Iowa man builds The Barns museum around horse-drawn implements, buggies and wagons

| August 2011

J.R. Pearson couldn’t help it. A wagon and buggy maker by profession as well as a collector, for nearly 20 years he watched piece after piece of agricultural history fade away at rural auctions. Recognizing the historic value of the old relics, J.R. began purchasing unique implements to add to his collection. Then came the creation of a museum – The Barns – in his hometown of Marcus, Iowa, making the implements available to those who share his interest in farming and history. 

“I try to find items that are as old as possible, in workable condition and somewhat unique,” J.R. says. “If they need restoration I do the work myself.” The vast majority of the collection, which was first opened to the public in 2008, consists of horse-drawn items. Signs placed throughout allow convenient, self-guided tours. Visits are available by appointment.

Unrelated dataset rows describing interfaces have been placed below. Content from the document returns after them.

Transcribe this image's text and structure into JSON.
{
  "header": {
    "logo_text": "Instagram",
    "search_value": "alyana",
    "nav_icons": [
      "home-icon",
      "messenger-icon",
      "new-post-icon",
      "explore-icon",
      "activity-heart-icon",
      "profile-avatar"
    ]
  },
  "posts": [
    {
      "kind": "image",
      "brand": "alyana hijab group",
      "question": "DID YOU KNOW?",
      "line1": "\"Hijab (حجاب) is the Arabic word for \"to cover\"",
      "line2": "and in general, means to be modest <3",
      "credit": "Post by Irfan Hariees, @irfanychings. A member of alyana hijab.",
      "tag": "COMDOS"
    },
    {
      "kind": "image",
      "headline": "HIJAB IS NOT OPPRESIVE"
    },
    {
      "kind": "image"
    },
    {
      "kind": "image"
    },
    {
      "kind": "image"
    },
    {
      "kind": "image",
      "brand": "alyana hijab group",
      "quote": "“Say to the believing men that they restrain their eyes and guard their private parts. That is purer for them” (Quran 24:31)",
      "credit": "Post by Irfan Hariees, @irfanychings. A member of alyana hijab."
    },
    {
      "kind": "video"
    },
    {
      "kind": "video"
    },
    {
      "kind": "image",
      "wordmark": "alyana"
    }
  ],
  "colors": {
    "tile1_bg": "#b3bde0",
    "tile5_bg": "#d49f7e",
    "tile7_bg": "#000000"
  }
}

Rare, one-of-a-kind antiques add to the museum’s appeal. “One of my favorite pieces is an International Harvester breaking plow with original paint that I found in Gilbert, Minn.,” J.R. says. “The man I bought it from used it on his own land there. It originally came from Canada. It has a 20-inch bottom. It takes four horses to move it. It’s made to be heavy so it wouldn’t flip when they were breaking sod. It probably weighs 600 or 700 pounds.”

A pair of stalk cutters is also prominently displayed. One is a Louisville model; the other is a Leidy. A collection of wagons and wagon seats is another highlight of the museum. John Deere, Montgomery Ward, Mitchell and Triumph are among the lines featured.

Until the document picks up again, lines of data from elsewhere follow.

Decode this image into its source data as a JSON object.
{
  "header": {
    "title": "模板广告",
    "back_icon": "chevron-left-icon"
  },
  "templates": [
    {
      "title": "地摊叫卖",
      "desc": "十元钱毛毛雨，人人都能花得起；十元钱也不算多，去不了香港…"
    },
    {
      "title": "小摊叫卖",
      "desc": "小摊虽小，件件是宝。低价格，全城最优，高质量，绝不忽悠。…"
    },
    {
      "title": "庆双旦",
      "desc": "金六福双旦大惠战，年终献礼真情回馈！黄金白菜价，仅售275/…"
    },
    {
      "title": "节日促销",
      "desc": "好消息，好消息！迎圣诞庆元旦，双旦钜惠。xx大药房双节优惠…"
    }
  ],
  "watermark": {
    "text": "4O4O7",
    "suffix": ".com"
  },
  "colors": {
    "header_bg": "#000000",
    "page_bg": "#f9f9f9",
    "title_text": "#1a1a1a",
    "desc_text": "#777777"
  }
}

Wagons before cars

A Studebaker wagon in the museum is a fine relic of a legendary era in American industry. John Studebaker, son of German immigrants, was born in 1799 near Philadelphia. He married a local girl, built himself a Conestoga wagon and headed west to Ohio. His sons, Clement and Henry, formed the Studebaker Blacksmiths and Wagon Makers Co. in 1852. By 1872 the company was known as the largest vehicle builder in the world.

In the 1906 publication The ABC’s of Corn Culture by P.G. Holden, an ad proclaimed Studebaker Wagon Makers to the American Farmer. “The unparalleled success of the American Farmer is largely due to his insistence upon having the best of everything, in tools and machinery,” the ad proclaims. “He is shrewd enough to know that this, in the end, is cheapest. By meeting the demand for first-class farm vehicles and by utilizing every known means of improvement in materials and machinery, the Studebakers have achieved and maintained supremacy as makers of wagons to the American farmer.”